“I wasn’t passionate about social work,” said Neel. “It’s a great field, but not for me. I wanted to have a career where I could help people. I also wanted to be able to financially support my kids and help them prepare for their future.”

The first step in helping her own children was the college transfer. The courses at the main campus were offered during the hours her kids were in school.

Armed with a new focus at a new school, Neel balanced motherhood, schoolwork, and a relationship with a new man as she pursued her degree.

 “UH faculty and staff are so dedicated and engaged with the students,” said Neel. “I was able to bounce ideas off of my instructors, and they often suggested books for me to read based on my interests. As a result, I believe I learned more.”

“Megan is one of the most memorable students I've had in a long time,” said Dr. Shayne Lee, Associate Professor of Sociology. “Her trenchant comments in class always brought energy and fresh perspective to our discussions.”

An internship with the National Alliance for the Mentally Ill along with a conversation with a friend who worked in healthcare helped her to decide to apply to UH law school with the goal of working in health care law. As luck – and convenience – would have it, the UH School of Law’s Health care law program is nationally recognized. This year, U. S. News & World Report rankings listed the program as being in the top ten in the country.

“Ultimately, I would love to work in hospital administration and ensure that the Affordable Care Act is properly instituted,” said Neel.

Last June, Neel married her new husband, Justin. In addition to being a mother to a 13 and a nine-year-old, she now has twin 12-year-old step children. The entire family has been supportive of Neel and her educational goals.

“I keep ‘finals food’ in the refrigerator so that there is always something for the kids to eat when I am busy preparing for finals,” said Neel. “My husband helps me study and takes care of the kids so that I can do schoolwork. He says that he is going to retire once I finish law school!”
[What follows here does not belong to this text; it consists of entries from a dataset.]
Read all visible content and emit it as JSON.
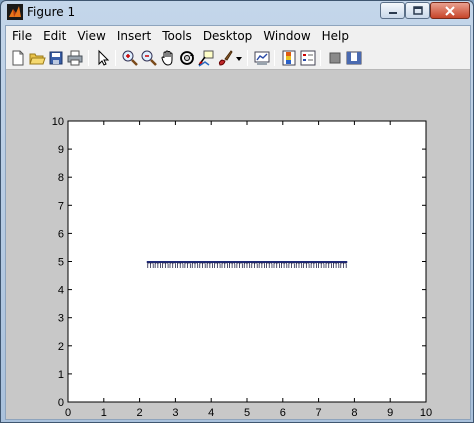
{
  "window": {
    "title": "Figure 1"
  },
  "menu": [
    "File",
    "Edit",
    "View",
    "Insert",
    "Tools",
    "Desktop",
    "Window",
    "Help"
  ],
  "toolbar": {
    "buttons": [
      "new-figure",
      "open-file",
      "save",
      "print",
      "edit-plot",
      "zoom-in",
      "zoom-out",
      "pan",
      "rotate-3d",
      "data-cursor",
      "brush",
      "link-plot",
      "colorbar",
      "legend",
      "hide-plot-tools",
      "show-plot-tools"
    ]
  },
  "chart_data": {
    "type": "line",
    "title": "",
    "xlabel": "",
    "ylabel": "",
    "xlim": [
      0,
      10
    ],
    "ylim": [
      0,
      10
    ],
    "xticks": [
      "0",
      "1",
      "2",
      "3",
      "4",
      "5",
      "6",
      "7",
      "8",
      "9",
      "10"
    ],
    "yticks": [
      "0",
      "1",
      "2",
      "3",
      "4",
      "5",
      "6",
      "7",
      "8",
      "9",
      "10"
    ],
    "grid": false,
    "series": [
      {
        "x": [
          2.2,
          7.8
        ],
        "y": [
          4.98,
          4.98
        ],
        "color": "#1f2a7a"
      }
    ],
    "annotation": {
      "text": "mmmmmmmmmmmmmmmmmmmmmmmmmmm",
      "x": 2.2,
      "y": 4.98
    }
  }
}
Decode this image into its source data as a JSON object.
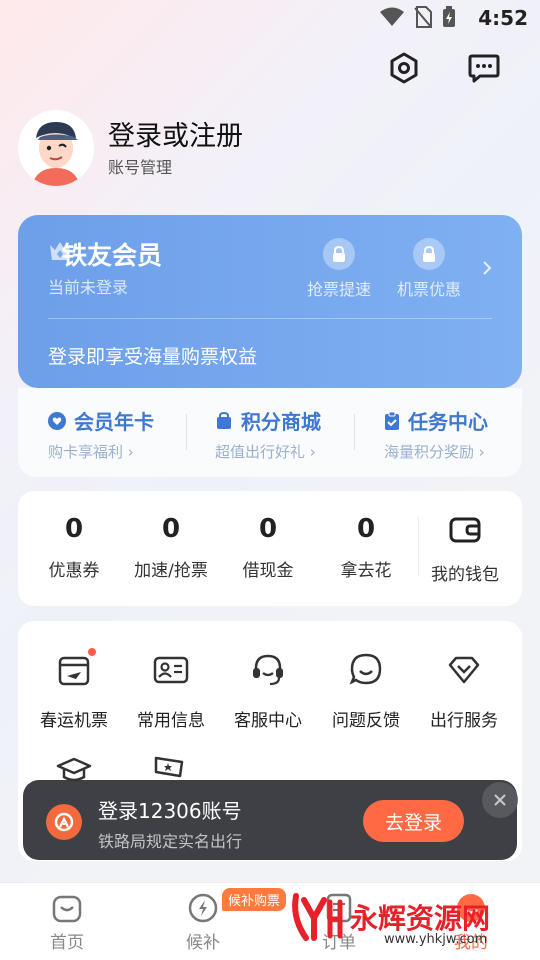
{
  "status_bar": {
    "time": "4:52"
  },
  "profile": {
    "title": "登录或注册",
    "subtitle": "账号管理"
  },
  "member_card": {
    "title": "铁友会员",
    "subtitle": "当前未登录",
    "perks": [
      {
        "label": "抢票提速",
        "icon": "lock-icon"
      },
      {
        "label": "机票优惠",
        "icon": "lock-icon"
      }
    ],
    "promo": "登录即享受海量购票权益"
  },
  "quick_links": [
    {
      "title": "会员年卡",
      "subtitle": "购卡享福利",
      "icon": "heart-icon"
    },
    {
      "title": "积分商城",
      "subtitle": "超值出行好礼",
      "icon": "shopping-bag-icon"
    },
    {
      "title": "任务中心",
      "subtitle": "海量积分奖励",
      "icon": "clipboard-icon"
    }
  ],
  "stats": [
    {
      "value": "0",
      "label": "优惠券"
    },
    {
      "value": "0",
      "label": "加速/抢票"
    },
    {
      "value": "0",
      "label": "借现金"
    },
    {
      "value": "0",
      "label": "拿去花"
    }
  ],
  "wallet": {
    "label": "我的钱包"
  },
  "services": [
    {
      "label": "春运机票",
      "icon": "plane-calendar-icon"
    },
    {
      "label": "常用信息",
      "icon": "id-card-icon"
    },
    {
      "label": "客服中心",
      "icon": "headset-icon"
    },
    {
      "label": "问题反馈",
      "icon": "feedback-icon"
    },
    {
      "label": "出行服务",
      "icon": "diamond-icon"
    }
  ],
  "toast": {
    "title": "登录12306账号",
    "subtitle": "铁路局规定实名出行",
    "button": "去登录"
  },
  "bottom_nav": {
    "items": [
      {
        "label": "首页"
      },
      {
        "label": "候补"
      },
      {
        "label": "订单"
      },
      {
        "label": "我的"
      }
    ],
    "badge": "候补购票"
  },
  "watermark": {
    "text": "永辉资源网",
    "url": "www.yhkjw.com"
  },
  "colors": {
    "accent": "#3f78d0",
    "member_card": "#7aaaf0",
    "cta": "#ff6a45"
  }
}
This summer, after graduation and before she begins law school, Neel is going to take a break. She plans to take her kids on a road trip east on Interstate 10, stopping to sightsee along the way. She hopes the time will allow her to relax because in the fall, she will begin her balancing act all over again.

“She has an impressive mind and a wonderful outlook on life,” said Dr. Lee. “I'm expecting great things from Megan. I know one day I will be able to brag that she was my student.”

- By Monica Byars